Our autonomic nervous system, on a very basic level, has two parts to it—the sympathetic nervous system, and the parasympathetic nervous system. The sympathetic nervous system is where our fear responses originate. It is the “fight or flight” response, and it is evolutionarily helpful—when the tiger is running toward you, your sympathetic nervous system takes over by putting all your energy into getting away from it. The dorsal vagal branch of the parasympathetic nervous system is the one that leads us to shut down, that feeling of being alone and dissociated. I think of it as being like a bug that when poked curls up and plays dead. What we want is to get back to the ventral vagal response of the parasympathetic nervous system—this is the part of our nervous system that helps us feel calm and connected with others. The problem is that in moments like the one we are currently in, it’s easy to find ourselves stuck in a sympathetic nervous system or dorsal vagal response, particularly for folks who have experienced traumatic environments in their past.

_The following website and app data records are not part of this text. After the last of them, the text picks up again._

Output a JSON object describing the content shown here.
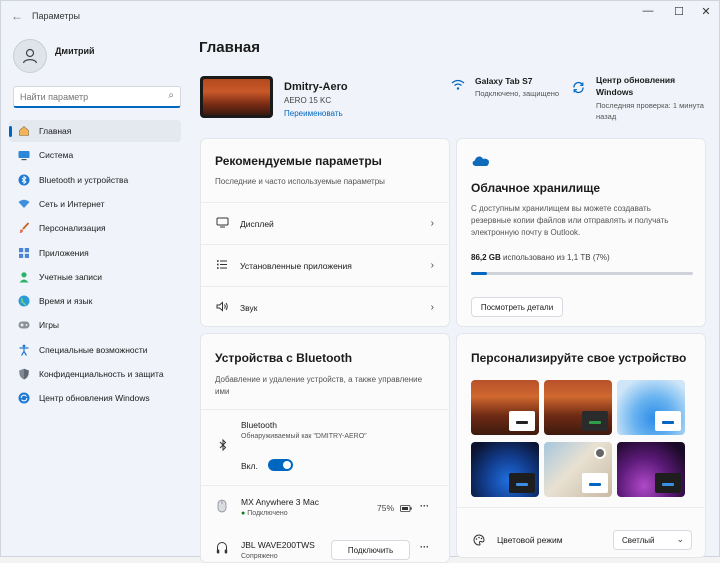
{
  "window": {
    "title": "Параметры",
    "back": "←",
    "minimize": "—",
    "maximize": "☐",
    "close": "✕"
  },
  "user": {
    "name": "Дмитрий"
  },
  "search": {
    "placeholder": "Найти параметр"
  },
  "nav": [
    {
      "label": "Главная",
      "icon": "home-icon",
      "active": true
    },
    {
      "label": "Система",
      "icon": "display-icon"
    },
    {
      "label": "Bluetooth и устройства",
      "icon": "bluetooth-icon"
    },
    {
      "label": "Сеть и Интернет",
      "icon": "wifi-icon"
    },
    {
      "label": "Персонализация",
      "icon": "brush-icon"
    },
    {
      "label": "Приложения",
      "icon": "apps-icon"
    },
    {
      "label": "Учетные записи",
      "icon": "person-icon"
    },
    {
      "label": "Время и язык",
      "icon": "globe-icon"
    },
    {
      "label": "Игры",
      "icon": "gamepad-icon"
    },
    {
      "label": "Специальные возможности",
      "icon": "accessibility-icon"
    },
    {
      "label": "Конфиденциальность и защита",
      "icon": "shield-icon"
    },
    {
      "label": "Центр обновления Windows",
      "icon": "update-icon"
    }
  ],
  "page": {
    "title": "Главная"
  },
  "device": {
    "name": "Dmitry-Aero",
    "model": "AERO 15 KC",
    "rename": "Переименовать"
  },
  "header_status": {
    "network": {
      "title": "Galaxy Tab S7",
      "subtitle": "Подключено, защищено"
    },
    "update": {
      "title_line1": "Центр обновления",
      "title_line2": "Windows",
      "subtitle_line1": "Последняя проверка: 1 минута",
      "subtitle_line2": "назад"
    }
  },
  "recommended": {
    "title": "Рекомендуемые параметры",
    "subtitle": "Последние и часто используемые параметры",
    "items": [
      {
        "label": "Дисплей",
        "icon": "monitor-icon"
      },
      {
        "label": "Установленные приложения",
        "icon": "list-icon"
      },
      {
        "label": "Звук",
        "icon": "speaker-icon"
      }
    ]
  },
  "cloud": {
    "title": "Облачное хранилище",
    "description": "С доступным хранилищем вы можете создавать резервные копии файлов или отправлять и получать электронную почту в Outlook.",
    "used": "86,2 GB",
    "usage_text": "использовано из 1,1 TB (7%)",
    "usage_fraction": 0.07,
    "details_button": "Посмотреть детали"
  },
  "bluetooth": {
    "title": "Устройства с Bluetooth",
    "subtitle": "Добавление и удаление устройств, а также управление ими",
    "bt_label": "Bluetooth",
    "bt_discoverable": "Обнаруживаемый как \"DMITRY-AERO\"",
    "toggle_label": "Вкл.",
    "devices": [
      {
        "name": "MX Anywhere 3 Mac",
        "status": "Подключено",
        "battery": "75%",
        "more": "···"
      },
      {
        "name": "JBL WAVE200TWS",
        "status": "Сопряжено",
        "button": "Подключить",
        "more": "···"
      }
    ]
  },
  "personalize": {
    "title": "Персонализируйте свое устройство",
    "color_mode_label": "Цветовой режим",
    "color_mode_value": "Светлый"
  },
  "colors": {
    "accent": "#0067c0"
  }
}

It’s important to know that you aren’t doing something WRONG if you feel fear. The important question is, how can we move out of fear and panic into a place of calm and readiness for connection? The first step is noticing what is actually happening. The more we pay attention to our responses, the more control we have in how we handle them. When it first became clear that coronavirus was going to take a massive toll on our society as a whole, I started noticing pains in my chest. Not normally being an anxious person, I didn’t immediately recognize them for what they were—intense anxiety. Once I was able to identify the feeling, I could make a choice about how to respond. For me, taking deep breaths is very helpful—it’s one of the things that has been proven to help engage the parasympathetic nervous system. For some folks, discharging their energy through exercise, dancing, or even just jumping up and down can be helpful. Finding a way to engage with the body, through breathing, exercise, or gentle stretching, is a wonderful way to calm ourselves and get our ability to connect with others back online. Being outside in nature and engaging in play are other ways to activate this ventral vagal response.
One of the hardest things about this time is the way that connecting with other people has become so different. Our nervous systems co-regulate, which means that if I am with someone in distress, just my calm presence can help their nervous system de-escalate. This is harder to do when we can’t actually be with others. We have to get creative in finding ways to tend to our nervous systems right now. My daughter has been taking a live online yoga class, and both the movement and the sense of community are helpful for her self-regulation. I’m so heartened by all the ways people are finding to connect and create community, even when we can’t be physically present together.
Please don’t use your inability to achieve a perpetual sense of calm as a bludgeon with which to beat yourself. We are all moving in and out of various states of nervous system arousal, at a much greater rate than most of us are used to. Our nervous systems are flexible—they can help us on this ride. There are tools to help you—engage with them when you can, but be gentle with yourself when this feels difficult. This is a new experience for many of us, and we are learning.